According to American scientists, children can be ready to enter the society from the age of six.
The ability to respond to the mood and reaction of others is a very important feature that is simply necessary for the child's normal social adaptation. Over the past few years, scientists have been actively engaged in the analysis of human brain structures responsible for socialization. A new experiment, the results of which were published in the periodical Child Development, allowed to study the adaptation processes in the child's brain. The results of the study can equally be useful to both parents and professionals who work with children with autism.
Throughout the study, researchers from the American Massachusetts Institute of Technology and the Yale University scanned the brain in thirteen children, in the age group of six to eleven. Scanning was carried out at a time when children were read all kinds of children's works.
Experts noticed that at a time when the story was about sensuality, dreams, skills, moods or about the characters' characters, the children had increased mental activity in certain areas of the brain. In case the narrative changed in the direction of descriptions of nature or surrounding objects, the activity of the brain structures noticeably decreased.

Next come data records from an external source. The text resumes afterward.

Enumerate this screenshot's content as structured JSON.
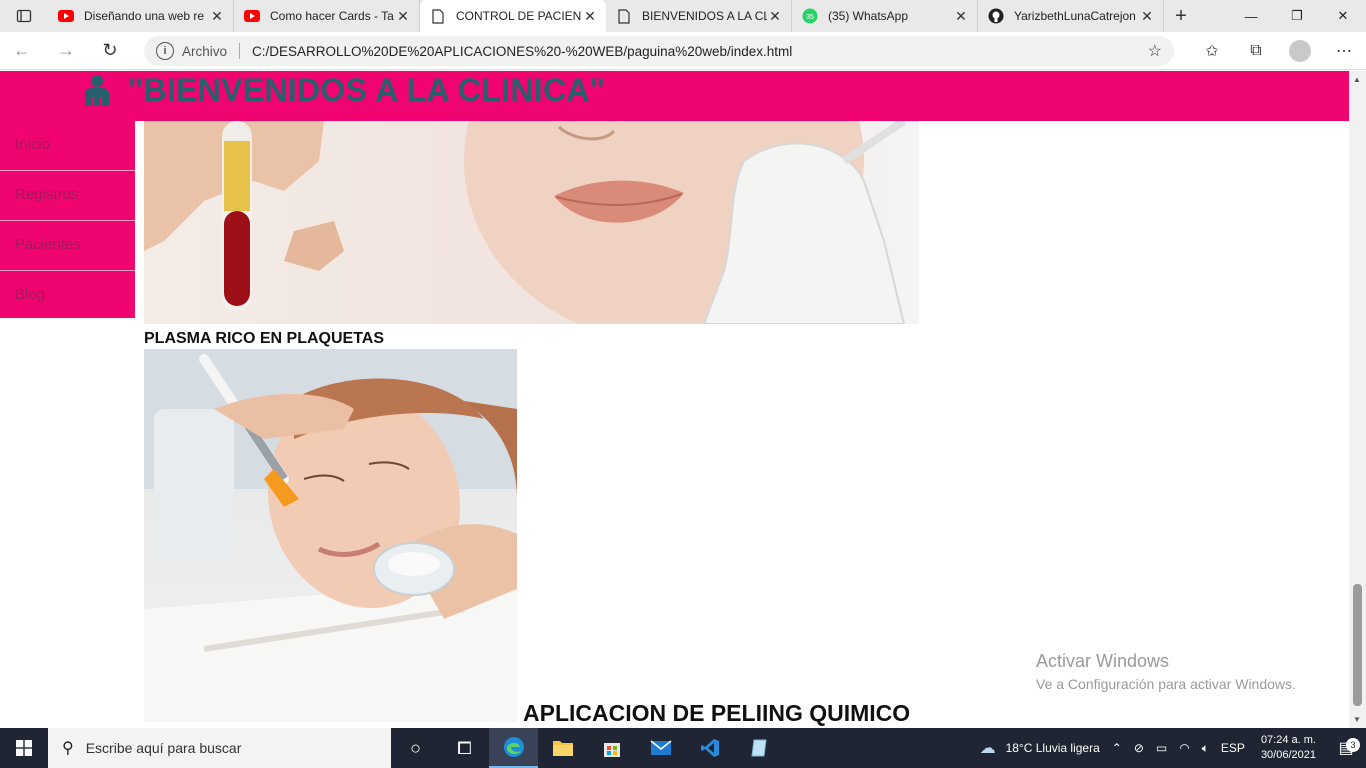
{
  "browser": {
    "tabs": [
      {
        "title": "Diseñando una web re",
        "icon": "youtube-icon"
      },
      {
        "title": "Como hacer Cards - Ta",
        "icon": "youtube-icon"
      },
      {
        "title": "CONTROL DE PACIENT",
        "icon": "page-icon",
        "active": true
      },
      {
        "title": "BIENVENIDOS A LA CL",
        "icon": "page-icon"
      },
      {
        "title": "(35) WhatsApp",
        "icon": "whatsapp-icon"
      },
      {
        "title": "YarizbethLunaCatrejon",
        "icon": "github-icon"
      }
    ],
    "close_glyph": "✕",
    "new_tab_glyph": "+",
    "origin_label": "Archivo",
    "url": "C:/DESARROLLO%20DE%20APLICACIONES%20-%20WEB/paguina%20web/index.html"
  },
  "site": {
    "title": "\"BIENVENIDOS A LA CLINICA\"",
    "nav": [
      "Inicio",
      "Registros",
      "Pacientes",
      "Blog"
    ],
    "caption_1": "PLASMA RICO EN PLAQUETAS",
    "caption_2": "APLICACION DE PELIING QUIMICO",
    "colors": {
      "header_bg": "#f0046f",
      "title_color": "#27606d",
      "nav_text": "#a3195a"
    }
  },
  "watermark": {
    "line1": "Activar Windows",
    "line2": "Ve a Configuración para activar Windows."
  },
  "taskbar": {
    "search_placeholder": "Escribe aquí para buscar",
    "weather": "18°C  Lluvia ligera",
    "language": "ESP",
    "time": "07:24 a. m.",
    "date": "30/06/2021",
    "notification_count": "3"
  }
}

It should also be pointed out that the intensity of the brain function in the departments responsible for socialization had much in common with the active processes occurring in the brain in adults. But there was one very important difference: the work of one of the brain areas over the years has changed significantly. For example, in a six-year-old child, such a site played a primary role in the reaction of conclusions about the surrounding people. However, by the age of eleven, the same site was performing a more specific function: it was activated when the child began to reflect on what other people think.
"The difference we found is a characteristic example of development and age-related improvement in the brain. It will provide answers to the many questions that are put before us. And, above all, this is a question that concerns an atypical social adaptation - we mean autism, "Dr. Rebecca Saxe (one of the study's leaders) commented on the results of the experiment. A child with autism has a lot of problems - sometimes it is difficult for him to assess and interpret the feelings and thoughts of people around him. Scientists hope that eventually they will be able to understand how the human brain manages to learn to analyze other people's thoughts, to perceive them. In the future, specialists will have to find out what processes occur in the human brain in the course of autism. This will allow us to start developing new successful methods for treating this common disorder.